• EXERCISE INPUT:

=== Section Start ===

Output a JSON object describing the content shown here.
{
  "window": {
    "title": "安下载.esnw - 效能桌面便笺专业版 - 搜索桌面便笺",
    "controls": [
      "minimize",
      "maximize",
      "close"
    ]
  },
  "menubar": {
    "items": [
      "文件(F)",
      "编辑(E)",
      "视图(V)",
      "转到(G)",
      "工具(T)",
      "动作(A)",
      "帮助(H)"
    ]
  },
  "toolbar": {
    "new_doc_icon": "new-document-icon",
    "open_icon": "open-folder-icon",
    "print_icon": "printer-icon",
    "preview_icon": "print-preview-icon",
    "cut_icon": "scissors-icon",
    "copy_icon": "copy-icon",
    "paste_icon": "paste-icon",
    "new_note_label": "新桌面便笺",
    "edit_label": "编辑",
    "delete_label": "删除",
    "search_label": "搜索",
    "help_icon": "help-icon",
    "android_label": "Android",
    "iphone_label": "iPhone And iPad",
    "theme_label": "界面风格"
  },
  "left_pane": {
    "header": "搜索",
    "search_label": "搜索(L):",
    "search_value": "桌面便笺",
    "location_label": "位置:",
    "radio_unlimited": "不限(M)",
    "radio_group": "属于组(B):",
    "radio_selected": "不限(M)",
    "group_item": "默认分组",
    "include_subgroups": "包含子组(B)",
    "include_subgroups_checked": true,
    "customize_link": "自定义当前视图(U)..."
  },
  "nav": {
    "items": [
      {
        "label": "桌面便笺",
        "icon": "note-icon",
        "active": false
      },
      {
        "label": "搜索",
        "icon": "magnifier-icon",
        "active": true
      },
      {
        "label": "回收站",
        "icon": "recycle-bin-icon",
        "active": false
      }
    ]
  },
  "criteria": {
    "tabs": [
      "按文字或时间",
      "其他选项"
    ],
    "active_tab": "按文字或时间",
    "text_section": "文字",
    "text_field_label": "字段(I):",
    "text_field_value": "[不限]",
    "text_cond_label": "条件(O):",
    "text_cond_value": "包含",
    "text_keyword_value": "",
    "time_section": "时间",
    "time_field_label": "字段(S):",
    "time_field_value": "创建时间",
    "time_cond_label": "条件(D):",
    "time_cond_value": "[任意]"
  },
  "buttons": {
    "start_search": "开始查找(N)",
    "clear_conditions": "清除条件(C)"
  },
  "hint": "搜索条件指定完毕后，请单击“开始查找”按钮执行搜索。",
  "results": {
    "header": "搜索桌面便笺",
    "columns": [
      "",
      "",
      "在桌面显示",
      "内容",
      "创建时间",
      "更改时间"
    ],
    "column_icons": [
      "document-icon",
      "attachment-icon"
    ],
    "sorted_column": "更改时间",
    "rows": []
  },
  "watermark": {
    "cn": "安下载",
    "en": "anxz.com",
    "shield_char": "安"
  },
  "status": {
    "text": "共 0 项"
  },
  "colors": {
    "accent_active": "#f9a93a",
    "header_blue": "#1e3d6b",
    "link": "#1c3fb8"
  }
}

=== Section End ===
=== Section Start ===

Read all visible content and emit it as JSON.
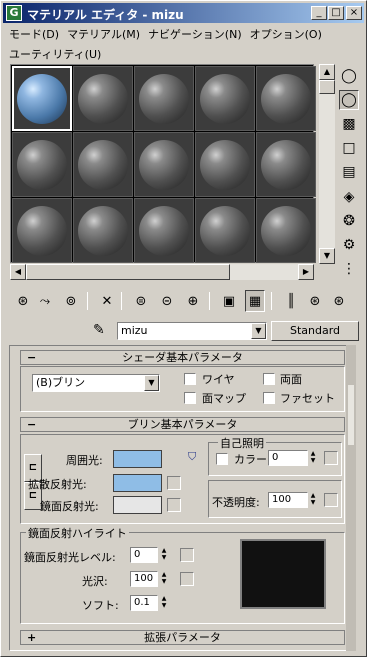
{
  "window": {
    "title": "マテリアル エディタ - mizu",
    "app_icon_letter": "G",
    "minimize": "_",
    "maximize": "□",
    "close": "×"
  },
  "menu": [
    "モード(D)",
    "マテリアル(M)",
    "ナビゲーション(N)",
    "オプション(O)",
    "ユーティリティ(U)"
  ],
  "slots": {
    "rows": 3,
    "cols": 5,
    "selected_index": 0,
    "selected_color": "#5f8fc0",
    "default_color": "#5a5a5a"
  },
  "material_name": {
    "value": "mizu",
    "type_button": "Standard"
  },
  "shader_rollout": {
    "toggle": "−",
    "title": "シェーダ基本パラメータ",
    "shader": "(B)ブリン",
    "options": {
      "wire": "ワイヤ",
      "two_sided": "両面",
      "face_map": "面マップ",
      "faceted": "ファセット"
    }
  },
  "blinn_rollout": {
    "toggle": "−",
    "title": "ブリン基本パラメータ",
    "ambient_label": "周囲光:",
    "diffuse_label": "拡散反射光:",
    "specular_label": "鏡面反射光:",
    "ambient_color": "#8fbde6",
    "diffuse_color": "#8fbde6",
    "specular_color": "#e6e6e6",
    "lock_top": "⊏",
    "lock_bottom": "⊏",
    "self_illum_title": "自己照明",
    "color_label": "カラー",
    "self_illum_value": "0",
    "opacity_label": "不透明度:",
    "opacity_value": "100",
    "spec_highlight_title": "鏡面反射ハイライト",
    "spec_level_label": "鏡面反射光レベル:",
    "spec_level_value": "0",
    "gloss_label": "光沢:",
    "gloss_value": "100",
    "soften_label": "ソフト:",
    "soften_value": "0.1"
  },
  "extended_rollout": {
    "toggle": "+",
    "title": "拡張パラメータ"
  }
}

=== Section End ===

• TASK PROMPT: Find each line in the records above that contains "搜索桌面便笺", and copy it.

• ANSWER SPACE:
    "title": "安下载.esnw - 效能桌面便笺专业版 - 搜索桌面便笺",
    "header": "搜索桌面便笺",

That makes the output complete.